"Because you are a witch, and as such you need to know what impinges on you and how it impinges on you," she replied. "Before you refuse something, you must understand why you refuse it.
"You see, the problem is that knowledge, in our day, is derived from purely reasoning things out. But women have a different track, never, ever taken into consideration. That track can contribute to knowledge, but it would have to be a contribution that has nothing to do with reasoning things out."
"What would it deal with then?" I asked.
"That's for you to decide, after you master the tools of reasoning and understanding."
I was very confused.
"What the sorcerers propose," she explained, "is that men can't have the exclusive right to reason. They seem to have it now because the ground where they apply reason is a ground where maleness prevails. Let's then apply reason to a ground where femaleness prevails. And that ground is, naturally, the inverted cone I described to you. Women's connection to spirit itself."
She tilted her head slightly to one side, considering what to say. "That connection has to be faced with a different aspect of reasoning. An aspect never, ever used before: the feminine side of reasoning," she said.
"What is the feminine side of reasoning, Esperanza?"
"Many things. One of them is definitely dreaming." She regarded me questioningly, but I had nothing to say.
Her deep chuckle caught me by surprise. "I know what you expect from sorcerers. You want rituals, incantations. Odd, mysterious cults. You want to sing. You want to be one with nature. You want to commune with water spirits. You want paganism. Some romantic view of what sorcerers do. Very Germanic.
"To jump into the unknown," she went on, "you need guts and mind. Only with them will you be able to explain to yourself and to others the treasures you might find." She leaned toward me, eager, it seemed to confide something. She scratched her head and sneezed repeatedly, five times as the caretaker had. "You need to act on your magical side," she said.
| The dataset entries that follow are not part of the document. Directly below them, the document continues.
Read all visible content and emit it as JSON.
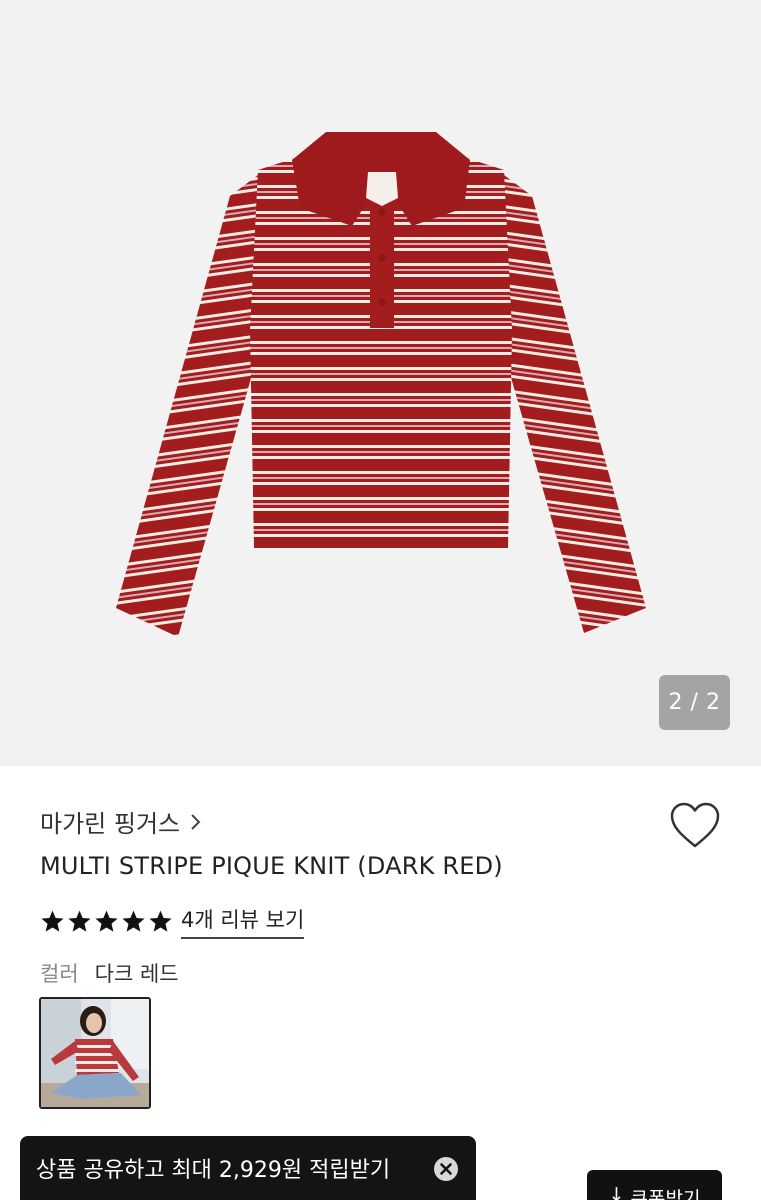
{
  "gallery": {
    "page_indicator": "2 / 2",
    "image_icon": "striped-polo-knit-sweater",
    "colors": {
      "background": "#f2f2f2",
      "knit_red": "#a31d1f",
      "stripe_cream": "#f3ece2",
      "stripe_pink": "#d9a9b4"
    }
  },
  "product": {
    "brand": "마가린 핑거스",
    "title": "MULTI STRIPE PIQUE KNIT (DARK RED)",
    "rating": 5,
    "review_link": "4개 리뷰 보기",
    "color_label": "컬러",
    "color_value": "다크 레드"
  },
  "icons": {
    "brand_chevron": "chevron-right-icon",
    "wishlist": "heart-outline-icon",
    "star": "star-filled-icon",
    "close": "close-circle-icon",
    "download": "arrow-down-icon"
  },
  "share_toast": {
    "text": "상품 공유하고 최대 2,929원 적립받기"
  },
  "coupon": {
    "label": "쿠폰받기",
    "arrow": "↓"
  }
}
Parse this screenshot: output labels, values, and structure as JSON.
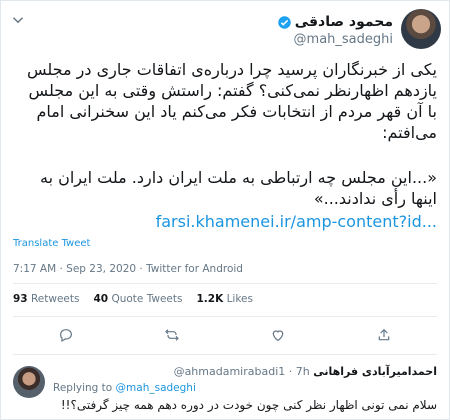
{
  "tweet": {
    "author_name": "محمود صادقی",
    "author_handle": "@mah_sadeghi",
    "text_lines": [
      "یکی از خبرنگاران پرسید چرا درباره‌ی اتفاقات جاری در مجلس",
      "یازدهم اظهارنظر نمی‌کنی؟ گفتم: راستش وقتی به این مجلس",
      "با آن قهر مردم از انتخابات فکر می‌کنم یاد این سخنرانی امام",
      "می‌افتم:"
    ],
    "quote_lines": [
      "«...این مجلس چه ارتباطی به ملت ایران دارد. ملت ایران به",
      "اینها رأی ندادند...»"
    ],
    "link": "farsi.khamenei.ir/amp-content?id...",
    "translate_label": "Translate Tweet",
    "timestamp": "7:17 AM · Sep 23, 2020 · Twitter for Android",
    "stats": {
      "retweets_count": "93",
      "retweets_label": "Retweets",
      "quotes_count": "40",
      "quotes_label": "Quote Tweets",
      "likes_count": "1.2K",
      "likes_label": "Likes"
    }
  },
  "reply": {
    "author_name": "احمدامیرآبادی فراهانی",
    "author_handle": "@ahmadamirabadi1",
    "time": "7h",
    "replying_prefix": "Replying to",
    "replying_to": "@mah_sadeghi",
    "text": "سلام نمی تونی اظهار نظر کنی چون خودت در دوره دهم همه چیز گرفتی؟!!"
  },
  "colors": {
    "link": "#1b95e0",
    "secondary_text": "#657786",
    "primary_text": "#14171a"
  }
}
Being in Dreaming, Florinda Donner. Harper Colllins: 1991. pp246-250.
The practices associated with the circle have the potential to bring in this form of knowledge.
I've always been very highly attractive to spirits. At first it was accidental summoning, when I sang, read out loud in school when the teacher asked, during sex, when I let down my guard into a certain frame of mind...they would come. My head throbs often with presence, especially at night, as l lie there sleepless. Others have seen a glow around my head. I grew familiar with their presence and always mentally ask them to return when I realize that they are away for a bit until my summoning request has become a constant affair of friendship.
Recently, they went away for a few days when I needed to feel what it was like to be only myself after a certain ritual I did. I was sad and I was lonely, yet I asked them to return about a week later. I hear a buzzing in my right ear in answers to my questions of them or as confirmations of the truthfulness of statements others say in conversation.
Now, when I am in ritual for a purpose I either ask out loud or in my head for those I work with to come. When I bring in a new witch or work certain familiar rituals they come with the pattern of the rituals at hand, bringing interesting results as others are touched by them. Sometimes when I am writing, I ask them to come and then I get all poetic or very quick and circularly prose-like in passing messages.
Its fun, but often there are side effects. Mostly they hang out at my head and can work through my hands, but when I bring them into my body, my eyes get red and bulgy, my body either vibrates or jerks wildly. I'm sure it can be disconcerting when I ask them to come with others around, but the witches and others I have worked with don't complain. Now, my husband has been with me so long these things are happening to him too because they want to share him with me.
I've found that the best summonings come when they come to befriend you or those you associate with first. The spirits check you out, accept you, and then you can call on them again and again to come.
Now, commanding spirits is an entire other level....its best to start at the beginning. And rituals formalize the bonds.
Especially with those that others have summoned into your presence.